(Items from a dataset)
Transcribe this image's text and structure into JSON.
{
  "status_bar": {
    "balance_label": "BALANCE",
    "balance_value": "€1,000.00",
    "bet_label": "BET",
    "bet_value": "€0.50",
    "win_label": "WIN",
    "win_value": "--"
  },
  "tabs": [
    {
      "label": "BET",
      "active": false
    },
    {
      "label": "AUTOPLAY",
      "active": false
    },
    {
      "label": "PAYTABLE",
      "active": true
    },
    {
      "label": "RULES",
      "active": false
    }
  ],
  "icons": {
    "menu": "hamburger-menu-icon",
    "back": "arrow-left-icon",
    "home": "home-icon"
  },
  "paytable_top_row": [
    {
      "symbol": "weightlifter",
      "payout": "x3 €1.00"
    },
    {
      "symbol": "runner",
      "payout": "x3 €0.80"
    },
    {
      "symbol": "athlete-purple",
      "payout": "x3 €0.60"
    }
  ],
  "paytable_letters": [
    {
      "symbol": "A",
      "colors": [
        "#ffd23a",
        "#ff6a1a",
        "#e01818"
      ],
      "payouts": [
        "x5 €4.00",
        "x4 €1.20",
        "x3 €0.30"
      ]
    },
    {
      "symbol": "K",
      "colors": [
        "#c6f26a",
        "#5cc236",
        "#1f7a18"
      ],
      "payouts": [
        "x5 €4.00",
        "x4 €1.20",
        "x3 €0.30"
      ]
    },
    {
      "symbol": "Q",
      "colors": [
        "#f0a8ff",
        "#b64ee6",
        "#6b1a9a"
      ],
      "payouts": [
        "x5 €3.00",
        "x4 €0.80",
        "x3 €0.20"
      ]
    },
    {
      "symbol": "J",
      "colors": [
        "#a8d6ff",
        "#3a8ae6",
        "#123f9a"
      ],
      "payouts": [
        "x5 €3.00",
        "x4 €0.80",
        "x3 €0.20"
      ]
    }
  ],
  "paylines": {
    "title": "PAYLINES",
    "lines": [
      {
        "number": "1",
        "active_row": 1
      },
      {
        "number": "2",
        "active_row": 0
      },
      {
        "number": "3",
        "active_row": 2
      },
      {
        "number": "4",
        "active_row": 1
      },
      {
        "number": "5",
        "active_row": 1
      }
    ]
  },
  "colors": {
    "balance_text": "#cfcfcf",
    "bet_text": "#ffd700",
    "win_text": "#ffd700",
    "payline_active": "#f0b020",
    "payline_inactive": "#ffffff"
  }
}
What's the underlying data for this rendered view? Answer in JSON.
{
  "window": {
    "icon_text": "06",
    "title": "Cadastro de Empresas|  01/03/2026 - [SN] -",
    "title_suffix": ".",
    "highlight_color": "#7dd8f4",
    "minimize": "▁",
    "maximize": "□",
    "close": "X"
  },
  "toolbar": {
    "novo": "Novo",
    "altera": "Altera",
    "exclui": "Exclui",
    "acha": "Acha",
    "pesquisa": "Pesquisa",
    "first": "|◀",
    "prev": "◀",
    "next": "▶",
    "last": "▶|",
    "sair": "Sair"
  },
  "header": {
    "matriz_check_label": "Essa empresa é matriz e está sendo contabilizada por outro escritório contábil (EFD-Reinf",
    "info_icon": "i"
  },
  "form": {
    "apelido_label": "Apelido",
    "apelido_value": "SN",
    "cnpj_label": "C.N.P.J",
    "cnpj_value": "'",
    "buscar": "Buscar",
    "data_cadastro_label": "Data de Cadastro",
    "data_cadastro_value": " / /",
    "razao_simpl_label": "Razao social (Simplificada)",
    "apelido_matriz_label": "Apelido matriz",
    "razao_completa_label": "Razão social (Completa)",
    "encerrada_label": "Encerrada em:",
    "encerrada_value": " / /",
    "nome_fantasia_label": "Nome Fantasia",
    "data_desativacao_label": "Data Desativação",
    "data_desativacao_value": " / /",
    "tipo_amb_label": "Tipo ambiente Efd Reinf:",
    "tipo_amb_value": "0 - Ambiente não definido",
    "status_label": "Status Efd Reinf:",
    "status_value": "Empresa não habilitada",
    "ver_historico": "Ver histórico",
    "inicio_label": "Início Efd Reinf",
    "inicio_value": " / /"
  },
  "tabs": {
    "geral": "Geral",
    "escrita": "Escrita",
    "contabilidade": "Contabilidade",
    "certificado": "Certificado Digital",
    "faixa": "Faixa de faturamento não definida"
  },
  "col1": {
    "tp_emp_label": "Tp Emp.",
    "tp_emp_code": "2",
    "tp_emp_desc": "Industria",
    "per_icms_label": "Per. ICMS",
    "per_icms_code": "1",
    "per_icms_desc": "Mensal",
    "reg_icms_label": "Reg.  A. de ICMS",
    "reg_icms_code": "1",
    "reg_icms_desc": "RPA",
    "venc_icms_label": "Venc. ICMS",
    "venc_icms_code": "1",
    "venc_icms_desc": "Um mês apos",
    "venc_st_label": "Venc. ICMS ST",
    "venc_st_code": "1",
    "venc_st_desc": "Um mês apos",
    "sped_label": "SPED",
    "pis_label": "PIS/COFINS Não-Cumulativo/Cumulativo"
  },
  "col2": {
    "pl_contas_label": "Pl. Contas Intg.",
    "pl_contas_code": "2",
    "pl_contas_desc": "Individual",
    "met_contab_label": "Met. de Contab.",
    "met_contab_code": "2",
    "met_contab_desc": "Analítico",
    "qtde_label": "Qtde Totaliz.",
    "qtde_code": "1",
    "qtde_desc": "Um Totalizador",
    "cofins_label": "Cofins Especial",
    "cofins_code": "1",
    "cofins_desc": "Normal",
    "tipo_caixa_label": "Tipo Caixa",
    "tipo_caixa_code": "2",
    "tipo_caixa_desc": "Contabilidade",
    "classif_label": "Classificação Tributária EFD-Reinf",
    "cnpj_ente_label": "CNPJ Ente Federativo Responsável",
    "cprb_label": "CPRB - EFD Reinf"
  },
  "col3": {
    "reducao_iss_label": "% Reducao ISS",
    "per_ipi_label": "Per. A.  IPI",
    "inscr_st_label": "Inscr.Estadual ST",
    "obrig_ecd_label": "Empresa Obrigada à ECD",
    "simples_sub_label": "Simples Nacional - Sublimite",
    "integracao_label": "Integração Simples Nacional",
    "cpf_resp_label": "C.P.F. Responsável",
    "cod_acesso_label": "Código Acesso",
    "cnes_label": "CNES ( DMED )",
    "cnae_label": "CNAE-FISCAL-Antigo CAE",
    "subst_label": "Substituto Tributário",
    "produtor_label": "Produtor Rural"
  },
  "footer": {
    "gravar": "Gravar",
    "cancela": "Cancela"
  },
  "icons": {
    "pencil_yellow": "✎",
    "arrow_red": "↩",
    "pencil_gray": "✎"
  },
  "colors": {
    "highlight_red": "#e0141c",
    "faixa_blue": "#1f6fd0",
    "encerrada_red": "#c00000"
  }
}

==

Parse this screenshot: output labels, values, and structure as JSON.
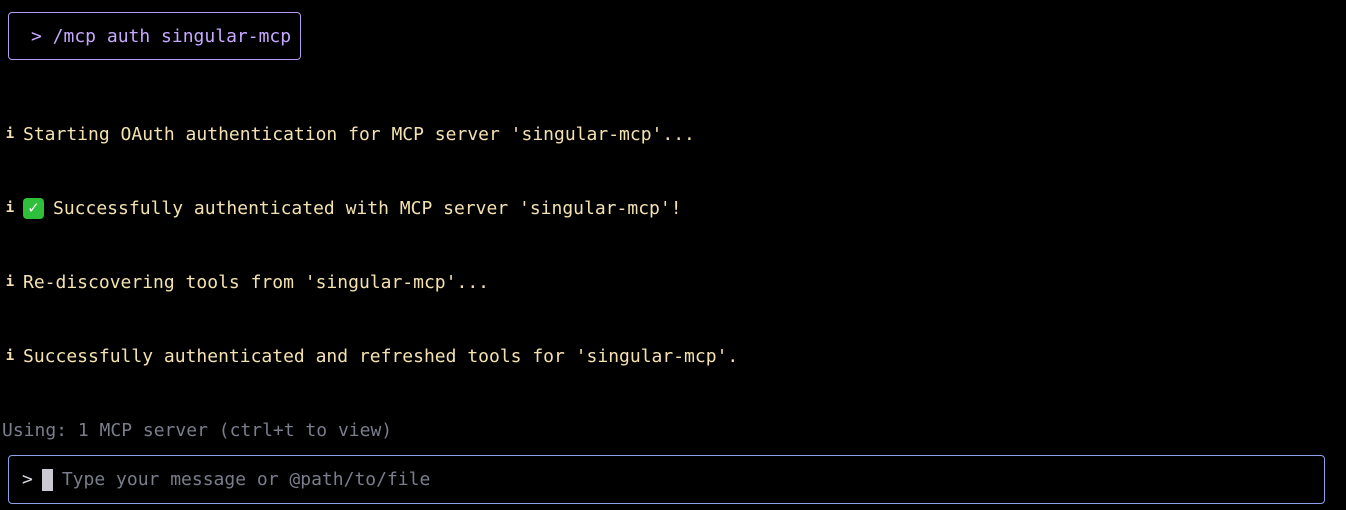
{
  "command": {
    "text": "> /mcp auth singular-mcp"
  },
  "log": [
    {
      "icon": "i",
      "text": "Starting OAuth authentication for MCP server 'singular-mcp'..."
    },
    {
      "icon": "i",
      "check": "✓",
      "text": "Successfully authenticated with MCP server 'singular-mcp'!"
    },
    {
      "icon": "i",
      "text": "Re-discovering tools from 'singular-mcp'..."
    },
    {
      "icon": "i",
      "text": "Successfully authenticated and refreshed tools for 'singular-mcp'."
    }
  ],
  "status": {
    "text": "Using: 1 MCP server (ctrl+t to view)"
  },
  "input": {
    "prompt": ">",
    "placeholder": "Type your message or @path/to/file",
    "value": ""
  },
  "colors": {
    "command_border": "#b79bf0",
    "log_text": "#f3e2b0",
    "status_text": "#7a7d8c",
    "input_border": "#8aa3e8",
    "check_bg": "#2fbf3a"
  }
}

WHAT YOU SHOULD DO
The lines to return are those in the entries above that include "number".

ANSWER FOR THE TASK
        "number": "1",
        "number": "2",
        "number": "3",
        "number": "4",
        "number": "5",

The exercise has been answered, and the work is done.